Physicists have developed a new technique that uses electrical voltages to control the electron spin on a chip. The newly-developed method provides protection from spin decay, meaning that the contained information can be maintained and transmitted over comparatively large distances, as has been demonstrated by a team from the University of Basel’s Department of Physics and the Swiss Nanoscience Institute. The results have been published in Physical Review X.

For several years, researchers have been trying to use the spin of an electron to store and transmit information. The spin of each electron is always coupled...

Im Focus: The proton precisely weighted

What is the mass of a proton?
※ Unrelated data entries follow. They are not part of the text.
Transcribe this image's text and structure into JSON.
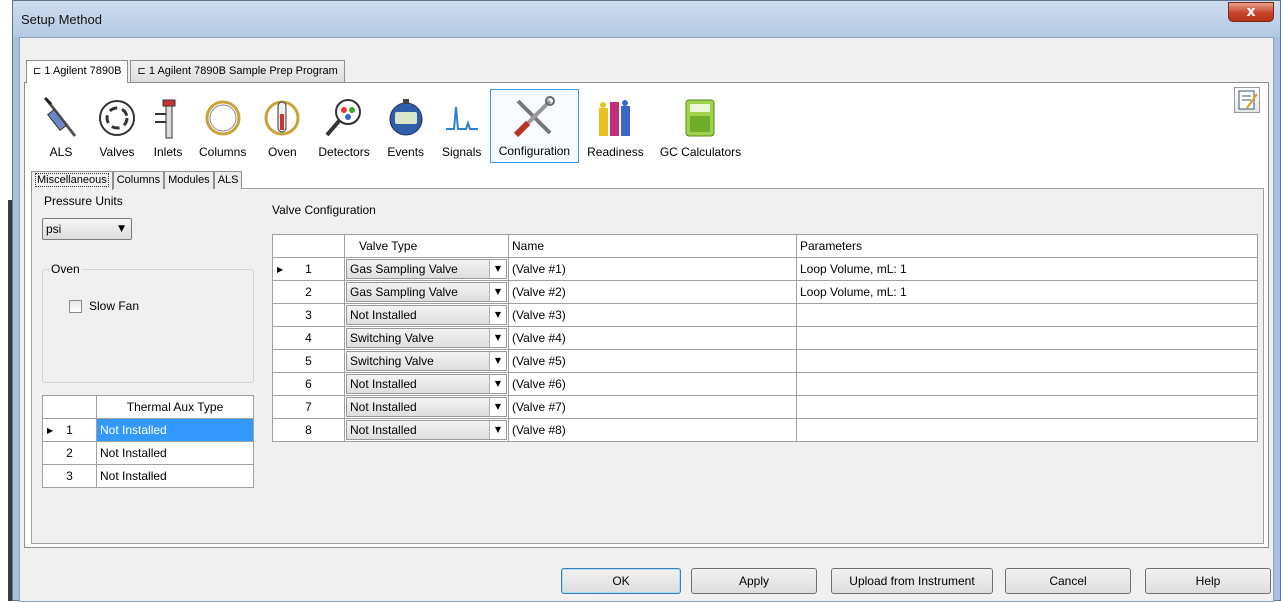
{
  "window": {
    "title": "Setup Method",
    "close_label": "x"
  },
  "top_tabs": [
    {
      "label": "Agilent 7890B",
      "prefix": "1"
    },
    {
      "label": "Agilent 7890B Sample Prep Program",
      "prefix": "1"
    }
  ],
  "toolbar": {
    "items": [
      "ALS",
      "Valves",
      "Inlets",
      "Columns",
      "Oven",
      "Detectors",
      "Events",
      "Signals",
      "Configuration",
      "Readiness",
      "GC Calculators"
    ],
    "active": "Configuration"
  },
  "sub_tabs": [
    "Miscellaneous",
    "Columns",
    "Modules",
    "ALS"
  ],
  "misc": {
    "pressure_units_label": "Pressure Units",
    "pressure_units_value": "psi",
    "oven_group_label": "Oven",
    "slow_fan_label": "Slow Fan",
    "slow_fan_checked": false
  },
  "thermal_aux": {
    "header": "Thermal Aux Type",
    "rows": [
      {
        "num": "1",
        "type": "Not Installed",
        "selected": true
      },
      {
        "num": "2",
        "type": "Not Installed",
        "selected": false
      },
      {
        "num": "3",
        "type": "Not Installed",
        "selected": false
      }
    ]
  },
  "valve_config": {
    "title": "Valve Configuration",
    "headers": {
      "type": "Valve Type",
      "name": "Name",
      "params": "Parameters"
    },
    "rows": [
      {
        "num": "1",
        "type": "Gas Sampling Valve",
        "name": "(Valve #1)",
        "params": "Loop Volume, mL: 1"
      },
      {
        "num": "2",
        "type": "Gas Sampling Valve",
        "name": "(Valve #2)",
        "params": "Loop Volume, mL: 1"
      },
      {
        "num": "3",
        "type": "Not Installed",
        "name": "(Valve #3)",
        "params": ""
      },
      {
        "num": "4",
        "type": "Switching Valve",
        "name": "(Valve #4)",
        "params": ""
      },
      {
        "num": "5",
        "type": "Switching Valve",
        "name": "(Valve #5)",
        "params": ""
      },
      {
        "num": "6",
        "type": "Not Installed",
        "name": "(Valve #6)",
        "params": ""
      },
      {
        "num": "7",
        "type": "Not Installed",
        "name": "(Valve #7)",
        "params": ""
      },
      {
        "num": "8",
        "type": "Not Installed",
        "name": "(Valve #8)",
        "params": ""
      }
    ]
  },
  "buttons": {
    "ok": "OK",
    "apply": "Apply",
    "upload": "Upload from Instrument",
    "cancel": "Cancel",
    "help": "Help"
  }
}
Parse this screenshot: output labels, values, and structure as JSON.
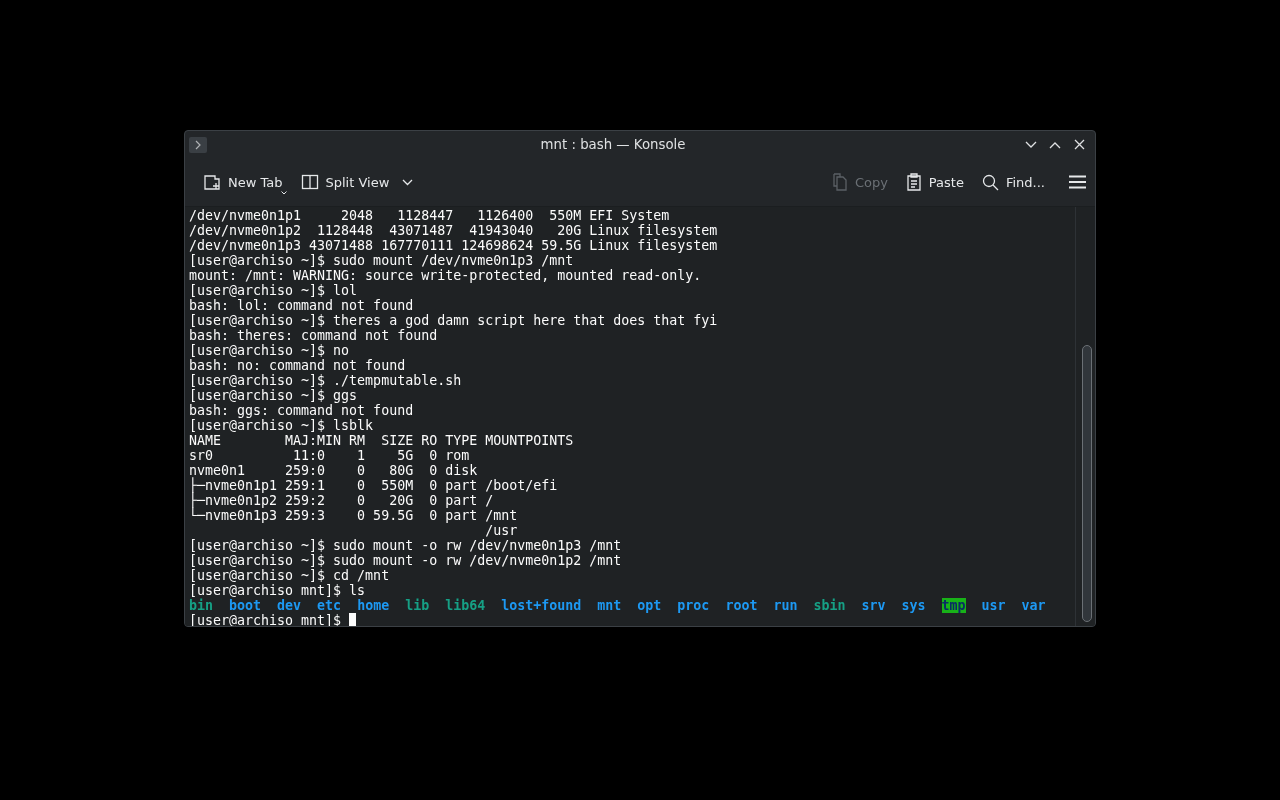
{
  "window": {
    "title": "mnt : bash — Konsole"
  },
  "toolbar": {
    "left": [
      {
        "label": "New Tab",
        "kind": "new-tab"
      },
      {
        "label": "Split View",
        "kind": "split"
      }
    ],
    "right": [
      {
        "label": "Copy",
        "kind": "copy",
        "disabled": true
      },
      {
        "label": "Paste",
        "kind": "paste",
        "disabled": false
      },
      {
        "label": "Find...",
        "kind": "find",
        "disabled": false
      }
    ]
  },
  "terminal": {
    "lines": [
      "/dev/nvme0n1p1     2048   1128447   1126400  550M EFI System",
      "/dev/nvme0n1p2  1128448  43071487  41943040   20G Linux filesystem",
      "/dev/nvme0n1p3 43071488 167770111 124698624 59.5G Linux filesystem",
      "[user@archiso ~]$ sudo mount /dev/nvme0n1p3 /mnt",
      "mount: /mnt: WARNING: source write-protected, mounted read-only.",
      "[user@archiso ~]$ lol",
      "bash: lol: command not found",
      "[user@archiso ~]$ theres a god damn script here that does that fyi",
      "bash: theres: command not found",
      "[user@archiso ~]$ no",
      "bash: no: command not found",
      "[user@archiso ~]$ ./tempmutable.sh",
      "[user@archiso ~]$ ggs",
      "bash: ggs: command not found",
      "[user@archiso ~]$ lsblk",
      "NAME        MAJ:MIN RM  SIZE RO TYPE MOUNTPOINTS",
      "sr0          11:0    1    5G  0 rom",
      "nvme0n1     259:0    0   80G  0 disk",
      "├─nvme0n1p1 259:1    0  550M  0 part /boot/efi",
      "├─nvme0n1p2 259:2    0   20G  0 part /",
      "└─nvme0n1p3 259:3    0 59.5G  0 part /mnt",
      "                                     /usr",
      "[user@archiso ~]$ sudo mount -o rw /dev/nvme0n1p3 /mnt",
      "[user@archiso ~]$ sudo mount -o rw /dev/nvme0n1p2 /mnt",
      "[user@archiso ~]$ cd /mnt",
      "[user@archiso mnt]$ ls"
    ],
    "listing": [
      {
        "name": "bin",
        "kind": "link"
      },
      {
        "name": "boot",
        "kind": "dir"
      },
      {
        "name": "dev",
        "kind": "dir"
      },
      {
        "name": "etc",
        "kind": "dir"
      },
      {
        "name": "home",
        "kind": "dir"
      },
      {
        "name": "lib",
        "kind": "link"
      },
      {
        "name": "lib64",
        "kind": "link"
      },
      {
        "name": "lost+found",
        "kind": "dir"
      },
      {
        "name": "mnt",
        "kind": "dir"
      },
      {
        "name": "opt",
        "kind": "dir"
      },
      {
        "name": "proc",
        "kind": "dir"
      },
      {
        "name": "root",
        "kind": "dir"
      },
      {
        "name": "run",
        "kind": "dir"
      },
      {
        "name": "sbin",
        "kind": "link"
      },
      {
        "name": "srv",
        "kind": "dir"
      },
      {
        "name": "sys",
        "kind": "dir"
      },
      {
        "name": "tmp",
        "kind": "sticky"
      },
      {
        "name": "usr",
        "kind": "dir"
      },
      {
        "name": "var",
        "kind": "dir"
      }
    ],
    "prompt": "[user@archiso mnt]$"
  }
}
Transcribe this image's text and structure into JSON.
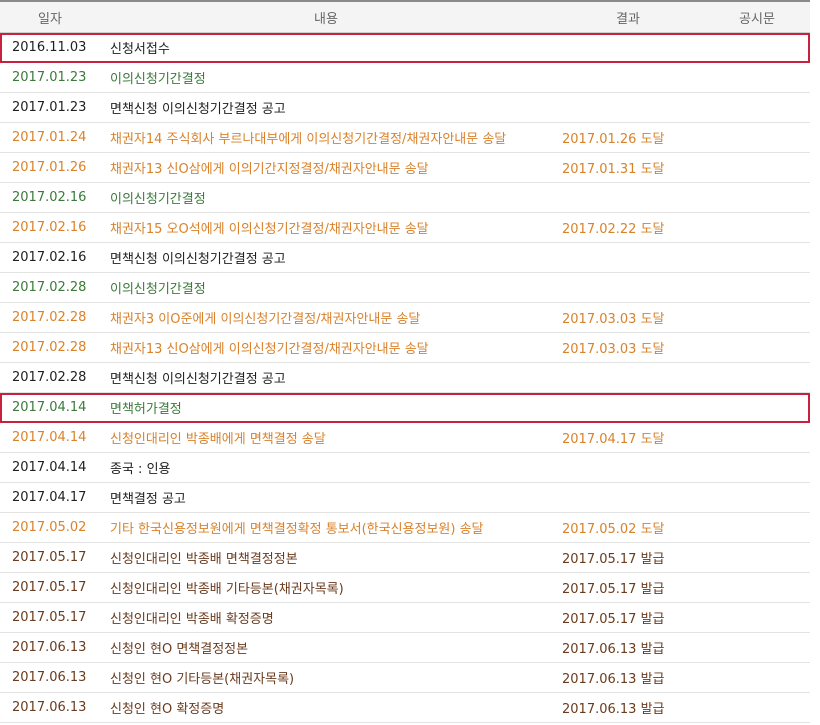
{
  "header": {
    "date_label": "일자",
    "content_label": "내용",
    "result_label": "결과",
    "notice_label": "공시문"
  },
  "colors": {
    "black": "#1f1f1f",
    "green": "#3b7a3b",
    "orange": "#d9822b",
    "brown": "#6a3b1e",
    "highlight": "#c8203f"
  },
  "rows": [
    {
      "date": "2016.11.03",
      "content": "신청서접수",
      "result": "",
      "color": "black",
      "highlight": true
    },
    {
      "date": "2017.01.23",
      "content": "이의신청기간결정",
      "result": "",
      "color": "green",
      "highlight": false
    },
    {
      "date": "2017.01.23",
      "content": "면책신청 이의신청기간결정 공고",
      "result": "",
      "color": "black",
      "highlight": false
    },
    {
      "date": "2017.01.24",
      "content": "채권자14 주식회사 부르나대부에게 이의신청기간결정/채권자안내문 송달",
      "result": "2017.01.26 도달",
      "color": "orange",
      "highlight": false
    },
    {
      "date": "2017.01.26",
      "content": "채권자13 신O삼에게 이의기간지정결정/채권자안내문 송달",
      "result": "2017.01.31 도달",
      "color": "orange",
      "highlight": false
    },
    {
      "date": "2017.02.16",
      "content": "이의신청기간결정",
      "result": "",
      "color": "green",
      "highlight": false
    },
    {
      "date": "2017.02.16",
      "content": "채권자15 오O석에게 이의신청기간결정/채권자안내문 송달",
      "result": "2017.02.22 도달",
      "color": "orange",
      "highlight": false
    },
    {
      "date": "2017.02.16",
      "content": "면책신청 이의신청기간결정 공고",
      "result": "",
      "color": "black",
      "highlight": false
    },
    {
      "date": "2017.02.28",
      "content": "이의신청기간결정",
      "result": "",
      "color": "green",
      "highlight": false
    },
    {
      "date": "2017.02.28",
      "content": "채권자3 이O준에게 이의신청기간결정/채권자안내문 송달",
      "result": "2017.03.03 도달",
      "color": "orange",
      "highlight": false
    },
    {
      "date": "2017.02.28",
      "content": "채권자13 신O삼에게 이의신청기간결정/채권자안내문 송달",
      "result": "2017.03.03 도달",
      "color": "orange",
      "highlight": false
    },
    {
      "date": "2017.02.28",
      "content": "면책신청 이의신청기간결정 공고",
      "result": "",
      "color": "black",
      "highlight": false
    },
    {
      "date": "2017.04.14",
      "content": "면책허가결정",
      "result": "",
      "color": "green",
      "highlight": true
    },
    {
      "date": "2017.04.14",
      "content": "신청인대리인 박종배에게 면책결정 송달",
      "result": "2017.04.17 도달",
      "color": "orange",
      "highlight": false
    },
    {
      "date": "2017.04.14",
      "content": "종국 : 인용",
      "result": "",
      "color": "black",
      "highlight": false
    },
    {
      "date": "2017.04.17",
      "content": "면책결정 공고",
      "result": "",
      "color": "black",
      "highlight": false
    },
    {
      "date": "2017.05.02",
      "content": "기타 한국신용정보원에게 면책결정확정 통보서(한국신용정보원) 송달",
      "result": "2017.05.02 도달",
      "color": "orange",
      "highlight": false
    },
    {
      "date": "2017.05.17",
      "content": "신청인대리인 박종배 면책결정정본",
      "result": "2017.05.17 발급",
      "color": "brown",
      "highlight": false
    },
    {
      "date": "2017.05.17",
      "content": "신청인대리인 박종배 기타등본(채권자목록)",
      "result": "2017.05.17 발급",
      "color": "brown",
      "highlight": false
    },
    {
      "date": "2017.05.17",
      "content": "신청인대리인 박종배 확정증명",
      "result": "2017.05.17 발급",
      "color": "brown",
      "highlight": false
    },
    {
      "date": "2017.06.13",
      "content": "신청인 현O 면책결정정본",
      "result": "2017.06.13 발급",
      "color": "brown",
      "highlight": false
    },
    {
      "date": "2017.06.13",
      "content": "신청인 현O 기타등본(채권자목록)",
      "result": "2017.06.13 발급",
      "color": "brown",
      "highlight": false
    },
    {
      "date": "2017.06.13",
      "content": "신청인 현O 확정증명",
      "result": "2017.06.13 발급",
      "color": "brown",
      "highlight": false
    }
  ]
}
Scientists from Germany and Japan successfully did an important step towards the most exact knowledge of this fundamental constant. By means of precision measurements on a single proton, they could improve the precision by a factor of three and also correct the existing value.

To determine the mass of a single proton still more accurate – a group of physicists led by Klaus Blaum and Sven Sturm of the Max Planck Institute for Nuclear...

All Focus news of the innovation-report >>>

Anzeige

Anzeige

Event News

Closing the Sustainability Circle: Protection of Food with Biobased Materials

21.07.2017 | Event News

»We are bringing Additive Manufacturing to SMEs«

19.07.2017 | Event News

The technology with a feel for feelings

12.07.2017 | Event News

 
Latest News

NASA mission surfs through waves in space to understand space weather

25.07.2017 | Physics and Astronomy

Strength of tectonic plates may explain shape of the Tibetan Plateau, study finds

25.07.2017 | Earth Sciences

The dense vessel network regulates formation of thrombocytes in the bone marrow

25.07.2017 | Life Sciences

VideoLinks
B2B-VideoLinks
More VideoLinks >>>